Right-wing heroes spinning their wheels in shifting political sands
“The perennial political divide. Us versus Them. It was mean, ugly, and ultimately self-defeating for the people who bought it, but as we still see, when people feel discontented and insecure it often works.”
— Bill Clinton in “My Life”
It’s hell, sometimes, when your heroes turn out to have feet of clay. Especially when they seem right out of central casting, embodying all that you see right or wrong with the world.
We’ve had a couple of examples of that in recent days, perhaps the most prominent being Cliven Bundy. The Nevada rancher, to some, cut somewhat of a John Wayne figure as he defied the federal government over illegally grazing cattle near Mesquite. Not so much since his racist remarks surfaced last week.
Whether or not he continues to serve as a rallying point for those discontented with government and insecure about their place in a changing world remains to be seen, especially as prominent political figures beat a hasty exit from the Bundy bandwagon.
Bundy has paid, in the past, the very fees he now withholds and protests. The courts, the venue most of us would rely on to decide right or wrong, have consistently ruled against him, and he owes around $1 million in fees and penalties.
Supposed attempts to pay the fees to county and state governments, the entities he claims “own” the public land in question, have been rejected by both. His fellow ranchers in the Nevada Cattlemen’s Association have declined to get involved.
To many of those other folks, the ones not sprawled prone behind a concrete highway barrier with weapons pointed at federal officers or others wrapped up in their personal interpretations of the Constitution, Bundy is just a deadbeat enjoying an unfair financial advantage over competitors who abide by the rule of law rather than ignore it.
But, pretty clearly, the mess near Mesquite is not just about grazing fees.
It’s another symptom of the increasing tendency on all sides to pick and choose a set of “facts” to bolster an emotional and political argument. It’s also just one more example of a mindset of “aginners” whose philosophy is rooted in opposition and, in the absence of realistic solutions or majority political support, degenerates into “Us” versus “Them” theatrics.
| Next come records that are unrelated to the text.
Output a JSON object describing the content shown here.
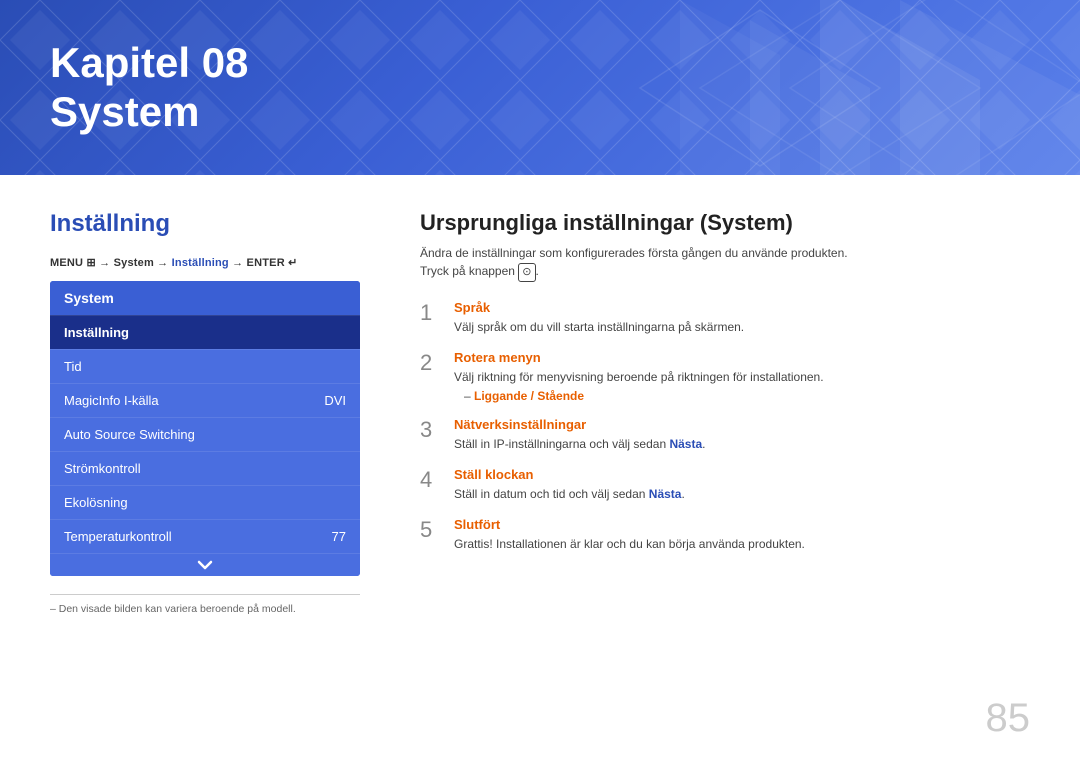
{
  "header": {
    "chapter": "Kapitel 08",
    "title": "System",
    "bg_color": "#2a4db5"
  },
  "left": {
    "section_title": "Inställning",
    "menu_path": "MENU → System → Inställning → ENTER",
    "menu_path_blue": "Inställning",
    "system_menu": {
      "header_label": "System",
      "items": [
        {
          "label": "Inställning",
          "value": "",
          "active": true
        },
        {
          "label": "Tid",
          "value": "",
          "active": false
        },
        {
          "label": "MagicInfo I-källa",
          "value": "DVI",
          "active": false
        },
        {
          "label": "Auto Source Switching",
          "value": "",
          "active": false
        },
        {
          "label": "Strömkontroll",
          "value": "",
          "active": false
        },
        {
          "label": "Ekolösning",
          "value": "",
          "active": false
        },
        {
          "label": "Temperaturkontroll",
          "value": "77",
          "active": false
        }
      ]
    },
    "footer_note": "– Den visade bilden kan variera beroende på modell."
  },
  "right": {
    "title": "Ursprungliga inställningar (System)",
    "subtitle_line1": "Ändra de inställningar som konfigurerades första gången du använde produkten.",
    "subtitle_line2": "Tryck på knappen .",
    "steps": [
      {
        "number": "1",
        "heading": "Språk",
        "desc": "Välj språk om du vill starta inställningarna på skärmen.",
        "sub": null
      },
      {
        "number": "2",
        "heading": "Rotera menyn",
        "desc": "Välj riktning för menyvisning beroende på riktningen för installationen.",
        "sub": "Liggande / Stående"
      },
      {
        "number": "3",
        "heading": "Nätverksinställningar",
        "desc_before": "Ställ in IP-inställningarna och välj sedan ",
        "desc_highlight": "Nästa",
        "desc_after": ".",
        "sub": null
      },
      {
        "number": "4",
        "heading": "Ställ klockan",
        "desc_before": "Ställ in datum och tid och välj sedan ",
        "desc_highlight": "Nästa",
        "desc_after": ".",
        "sub": null
      },
      {
        "number": "5",
        "heading": "Slutfört",
        "desc": "Grattis! Installationen är klar och du kan börja använda produkten.",
        "sub": null
      }
    ]
  },
  "page_number": "85"
}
Words like “patriot” are thrown around carelessly, applied selectively and bear little resemblance to the ideals behind them. The Constitution becomes a battleground of personal interpretations rather than a set of guiding principles for the application of the rule of law.
Militant lawbreakers are described as “heroes” even while aiming their firearms at those willing to risk their lives enforcing rules and regulations most of us feel are reasonable in a law-abiding society.
All that is taking its toll on the party of Abe Lincoln, Teddy Roosevelt and Ronald Reagan.
Rand Paul and Ted Cruz become the faces of the Republican Party, and Fox News becomes the messenger. Mitch McConnell and now John Boehner, political figures most of the country would describe as conservative, face tea party challenges.
Despite electoral losses, the “Purity Caucus” doubles down and insists on continuing to draw unwinnable lines in shifting political sands.
This isn’t happening only on the national scene or in a southern Nevada landscape that’d be only sparsely-populated, high-speed drive-by terrain sans a collection of hotels, casinos and golf courses.
Four years after a Colorado gubernatorial election in which the GOP narrowly escaped designation as a minority party, then-spoiler Tom Tancredo is the leader among four Republican candidates.
Scott Tipton, by any account a conservative who’s generally to the right of even Boehner and McConnell, still faces a primary from way out there on the edge. And I may not be the only one wondering just how soon events like the confrontation in Mesquite might play out here in Happy Valley if we actually elect a “constitutional sheriff.”
I’m under no illusion our politics will change enough to bring back Camelot to Washington or turn Mesa County into a Boulder. But it sure would be nice to be celebrating real heroes instead of Cliven Bundy and his ilk.
And perhaps to remember that our Founding Fathers talked about “We the People” rather than “Us” and “Them.”